[Data about app and page elements]
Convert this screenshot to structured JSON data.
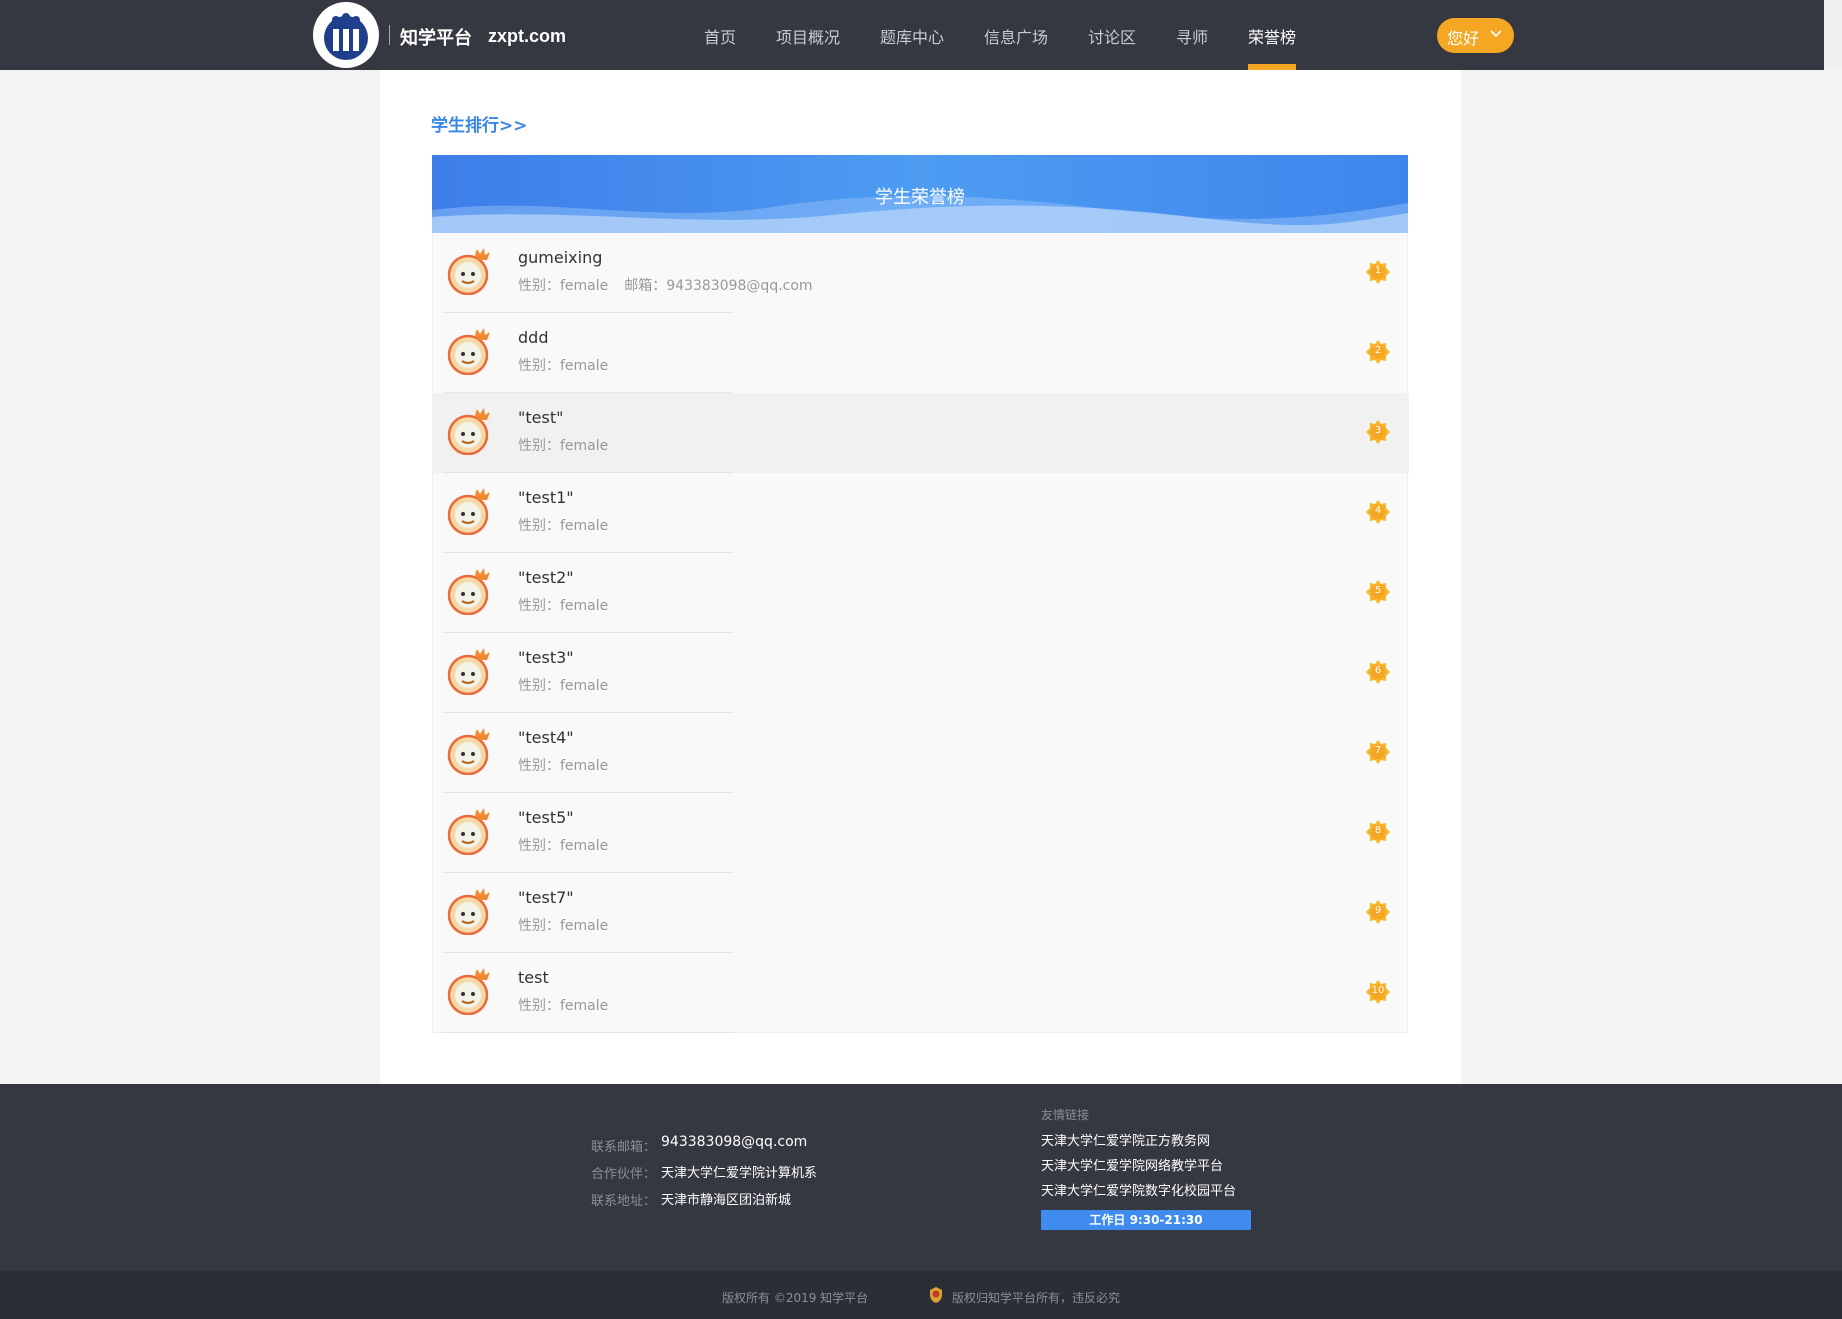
{
  "header": {
    "brand": "知学平台",
    "domain": "zxpt.com",
    "nav": [
      {
        "label": "首页"
      },
      {
        "label": "项目概况"
      },
      {
        "label": "题库中心"
      },
      {
        "label": "信息广场"
      },
      {
        "label": "讨论区"
      },
      {
        "label": "寻师"
      },
      {
        "label": "荣誉榜"
      }
    ],
    "active_nav": "荣誉榜",
    "greeting": "您好"
  },
  "main": {
    "section_title": "学生排行>>",
    "board_title": "学生荣誉榜",
    "students": [
      {
        "rank": "1",
        "name": "gumeixing",
        "gender_label": "性别：",
        "gender": "female",
        "email_label": "邮箱：",
        "email": "943383098@qq.com"
      },
      {
        "rank": "2",
        "name": "ddd",
        "gender_label": "性别：",
        "gender": "female"
      },
      {
        "rank": "3",
        "name": "\"test\"",
        "gender_label": "性别：",
        "gender": "female"
      },
      {
        "rank": "4",
        "name": "\"test1\"",
        "gender_label": "性别：",
        "gender": "female"
      },
      {
        "rank": "5",
        "name": "\"test2\"",
        "gender_label": "性别：",
        "gender": "female"
      },
      {
        "rank": "6",
        "name": "\"test3\"",
        "gender_label": "性别：",
        "gender": "female"
      },
      {
        "rank": "7",
        "name": "\"test4\"",
        "gender_label": "性别：",
        "gender": "female"
      },
      {
        "rank": "8",
        "name": "\"test5\"",
        "gender_label": "性别：",
        "gender": "female"
      },
      {
        "rank": "9",
        "name": "\"test7\"",
        "gender_label": "性别：",
        "gender": "female"
      },
      {
        "rank": "10",
        "name": "test",
        "gender_label": "性别：",
        "gender": "female"
      }
    ]
  },
  "footer": {
    "contact_email_label": "联系邮箱：",
    "contact_email": "943383098@qq.com",
    "partner_label": "合作伙伴：",
    "partner": "天津大学仁爱学院计算机系",
    "address_label": "联系地址：",
    "address": "天津市静海区团泊新城",
    "links_title": "友情链接",
    "links": [
      "天津大学仁爱学院正方教务网",
      "天津大学仁爱学院网络教学平台",
      "天津大学仁爱学院数字化校园平台"
    ],
    "worktime": "工作日 9:30-21:30",
    "copyright": "版权所有 ©2019 知学平台",
    "rights": "版权归知学平台所有，违反必究"
  },
  "colors": {
    "header_bg": "#353841",
    "accent": "#f5a623",
    "primary_blue": "#3a86e8"
  },
  "icons": {
    "logo": "university-logo-icon",
    "avatar": "crowned-avatar-icon",
    "rank": "rank-badge-icon",
    "dropdown": "chevron-down-icon",
    "police": "police-badge-icon"
  }
}
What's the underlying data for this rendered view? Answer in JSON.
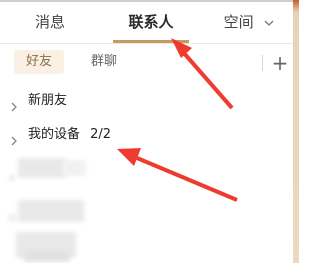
{
  "tabs": [
    {
      "label": "消息"
    },
    {
      "label": "联系人"
    },
    {
      "label": "空间"
    }
  ],
  "active_tab": "联系人",
  "segments": {
    "friends_label": "好友",
    "groups_label": "群聊",
    "add_label": "+"
  },
  "groups": [
    {
      "label": "新朋友",
      "count": ""
    },
    {
      "label": "我的设备",
      "count": "2/2"
    }
  ],
  "colors": {
    "active_underline": "#c79b5f",
    "friends_bg": "#fbf0e4",
    "annotation_arrow": "#ee3b2f"
  }
}
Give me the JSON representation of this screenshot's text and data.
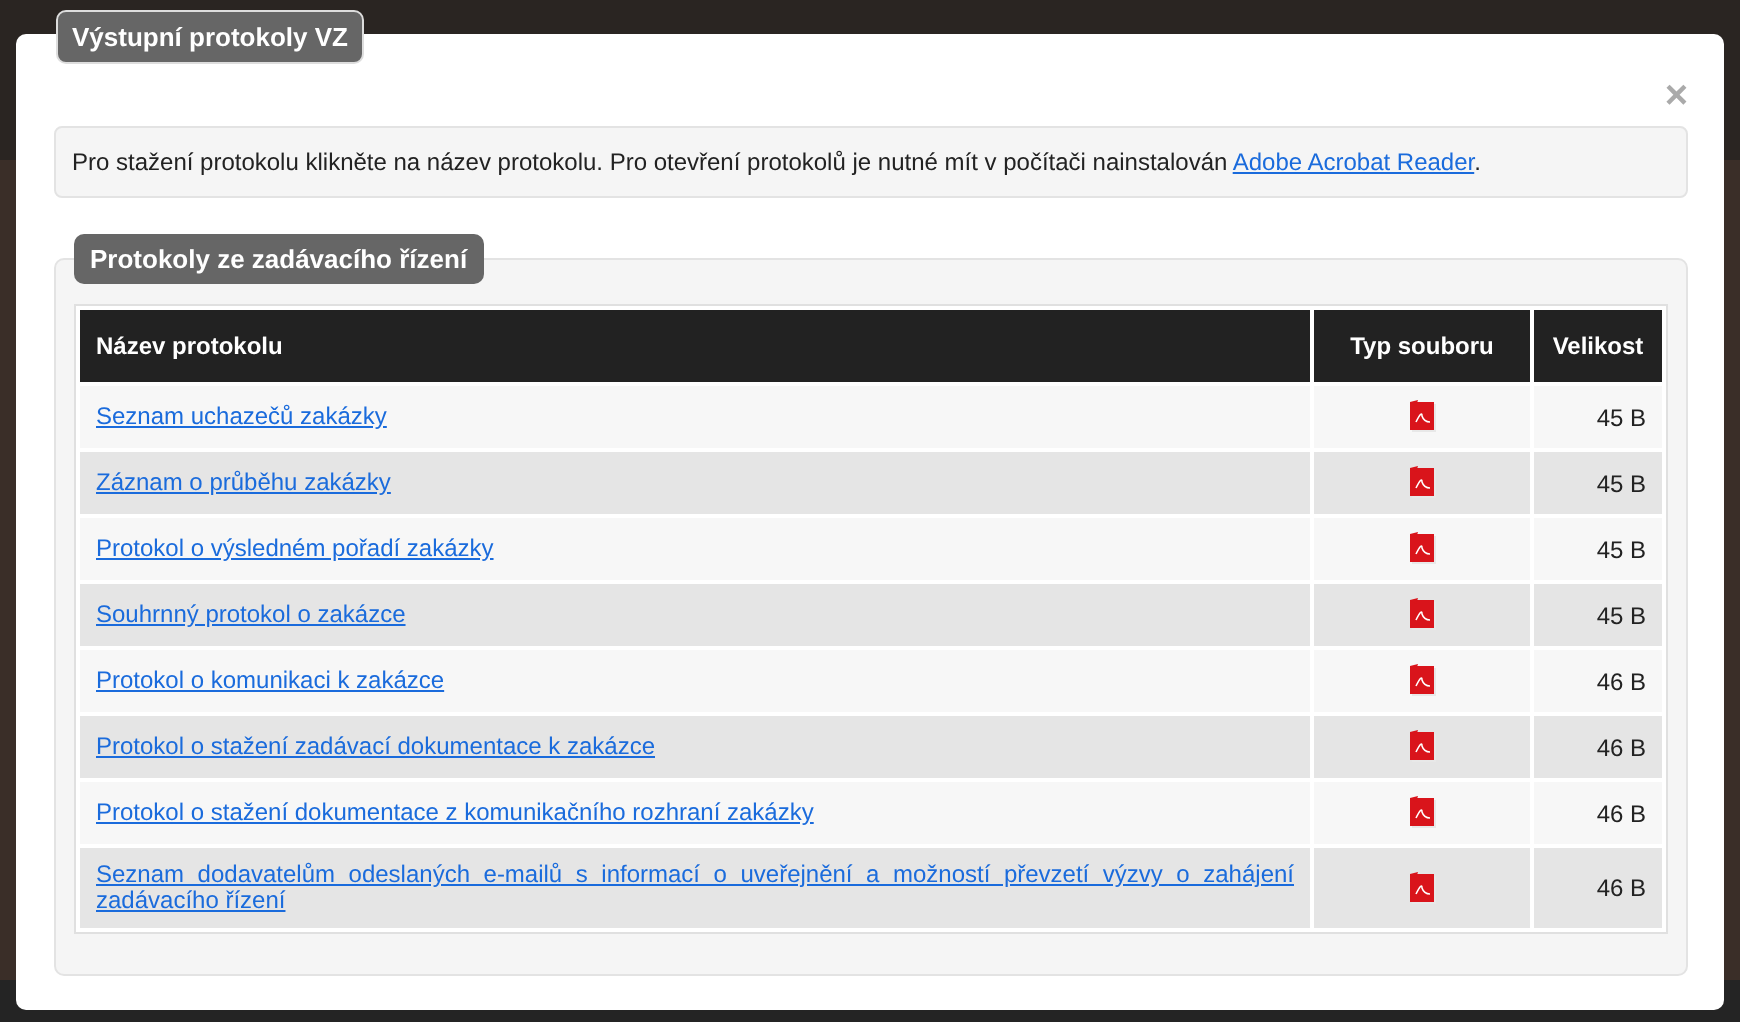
{
  "dialog": {
    "title": "Výstupní protokoly VZ",
    "close": "×"
  },
  "info": {
    "text": "Pro stažení protokolu klikněte na název protokolu. Pro otevření protokolů je nutné mít v počítači nainstalován ",
    "link": "Adobe Acrobat Reader",
    "suffix": "."
  },
  "section": {
    "title": "Protokoly ze zadávacího řízení"
  },
  "table": {
    "columns": [
      "Název protokolu",
      "Typ souboru",
      "Velikost"
    ],
    "rows": [
      {
        "name": "Seznam uchazečů zakázky",
        "kind": "pdf",
        "size": "45 B"
      },
      {
        "name": "Záznam o průběhu zakázky",
        "kind": "pdf",
        "size": "45 B"
      },
      {
        "name": "Protokol o výsledném pořadí zakázky",
        "kind": "pdf",
        "size": "45 B"
      },
      {
        "name": "Souhrnný protokol o zakázce",
        "kind": "pdf",
        "size": "45 B"
      },
      {
        "name": "Protokol o komunikaci k zakázce",
        "kind": "pdf",
        "size": "46 B"
      },
      {
        "name": "Protokol o stažení zadávací dokumentace k zakázce",
        "kind": "pdf",
        "size": "46 B"
      },
      {
        "name": "Protokol o stažení dokumentace z komunikačního rozhraní zakázky",
        "kind": "pdf",
        "size": "46 B"
      },
      {
        "name": "Seznam dodavatelům odeslaných e-mailů s informací o uveřejnění a možností převzetí výzvy o zahájení zadávacího řízení",
        "kind": "pdf",
        "size": "46 B"
      }
    ]
  }
}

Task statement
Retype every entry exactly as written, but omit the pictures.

Solution
Convert this screenshot to structured JSON data.
{
  "header": {
    "brand": "知学平台",
    "domain": "zxpt.com",
    "nav": [
      {
        "label": "首页"
      },
      {
        "label": "项目概况"
      },
      {
        "label": "题库中心"
      },
      {
        "label": "信息广场"
      },
      {
        "label": "讨论区"
      },
      {
        "label": "寻师"
      },
      {
        "label": "荣誉榜"
      }
    ],
    "active_nav": "荣誉榜",
    "greeting": "您好"
  },
  "main": {
    "section_title": "学生排行>>",
    "board_title": "学生荣誉榜",
    "students": [
      {
        "rank": "1",
        "name": "gumeixing",
        "gender_label": "性别：",
        "gender": "female",
        "email_label": "邮箱：",
        "email": "943383098@qq.com"
      },
      {
        "rank": "2",
        "name": "ddd",
        "gender_label": "性别：",
        "gender": "female"
      },
      {
        "rank": "3",
        "name": "\"test\"",
        "gender_label": "性别：",
        "gender": "female"
      },
      {
        "rank": "4",
        "name": "\"test1\"",
        "gender_label": "性别：",
        "gender": "female"
      },
      {
        "rank": "5",
        "name": "\"test2\"",
        "gender_label": "性别：",
        "gender": "female"
      },
      {
        "rank": "6",
        "name": "\"test3\"",
        "gender_label": "性别：",
        "gender": "female"
      },
      {
        "rank": "7",
        "name": "\"test4\"",
        "gender_label": "性别：",
        "gender": "female"
      },
      {
        "rank": "8",
        "name": "\"test5\"",
        "gender_label": "性别：",
        "gender": "female"
      },
      {
        "rank": "9",
        "name": "\"test7\"",
        "gender_label": "性别：",
        "gender": "female"
      },
      {
        "rank": "10",
        "name": "test",
        "gender_label": "性别：",
        "gender": "female"
      }
    ]
  },
  "footer": {
    "contact_email_label": "联系邮箱：",
    "contact_email": "943383098@qq.com",
    "partner_label": "合作伙伴：",
    "partner": "天津大学仁爱学院计算机系",
    "address_label": "联系地址：",
    "address": "天津市静海区团泊新城",
    "links_title": "友情链接",
    "links": [
      "天津大学仁爱学院正方教务网",
      "天津大学仁爱学院网络教学平台",
      "天津大学仁爱学院数字化校园平台"
    ],
    "worktime": "工作日 9:30-21:30",
    "copyright": "版权所有 ©2019 知学平台",
    "rights": "版权归知学平台所有，违反必究"
  },
  "colors": {
    "header_bg": "#353841",
    "accent": "#f5a623",
    "primary_blue": "#3a86e8"
  },
  "icons": {
    "logo": "university-logo-icon",
    "avatar": "crowned-avatar-icon",
    "rank": "rank-badge-icon",
    "dropdown": "chevron-down-icon",
    "police": "police-badge-icon"
  }
}
What's the underlying data for this rendered view? Answer in JSON.
{
  "tabs": [
    {
      "label": "消息"
    },
    {
      "label": "联系人"
    },
    {
      "label": "空间"
    }
  ],
  "active_tab": "联系人",
  "segments": {
    "friends_label": "好友",
    "groups_label": "群聊",
    "add_label": "+"
  },
  "groups": [
    {
      "label": "新朋友",
      "count": ""
    },
    {
      "label": "我的设备",
      "count": "2/2"
    }
  ],
  "colors": {
    "active_underline": "#c79b5f",
    "friends_bg": "#fbf0e4",
    "annotation_arrow": "#ee3b2f"
  }
}
Give me the JSON representation of this screenshot's text and data.
{
  "dialog": {
    "title": "Výstupní protokoly VZ",
    "close": "×"
  },
  "info": {
    "text": "Pro stažení protokolu klikněte na název protokolu. Pro otevření protokolů je nutné mít v počítači nainstalován ",
    "link": "Adobe Acrobat Reader",
    "suffix": "."
  },
  "section": {
    "title": "Protokoly ze zadávacího řízení"
  },
  "table": {
    "columns": [
      "Název protokolu",
      "Typ souboru",
      "Velikost"
    ],
    "rows": [
      {
        "name": "Seznam uchazečů zakázky",
        "kind": "pdf",
        "size": "45 B"
      },
      {
        "name": "Záznam o průběhu zakázky",
        "kind": "pdf",
        "size": "45 B"
      },
      {
        "name": "Protokol o výsledném pořadí zakázky",
        "kind": "pdf",
        "size": "45 B"
      },
      {
        "name": "Souhrnný protokol o zakázce",
        "kind": "pdf",
        "size": "45 B"
      },
      {
        "name": "Protokol o komunikaci k zakázce",
        "kind": "pdf",
        "size": "46 B"
      },
      {
        "name": "Protokol o stažení zadávací dokumentace k zakázce",
        "kind": "pdf",
        "size": "46 B"
      },
      {
        "name": "Protokol o stažení dokumentace z komunikačního rozhraní zakázky",
        "kind": "pdf",
        "size": "46 B"
      },
      {
        "name": "Seznam dodavatelům odeslaných e-mailů s informací o uveřejnění a možností převzetí výzvy o zahájení zadávacího řízení",
        "kind": "pdf",
        "size": "46 B"
      }
    ]
  }
}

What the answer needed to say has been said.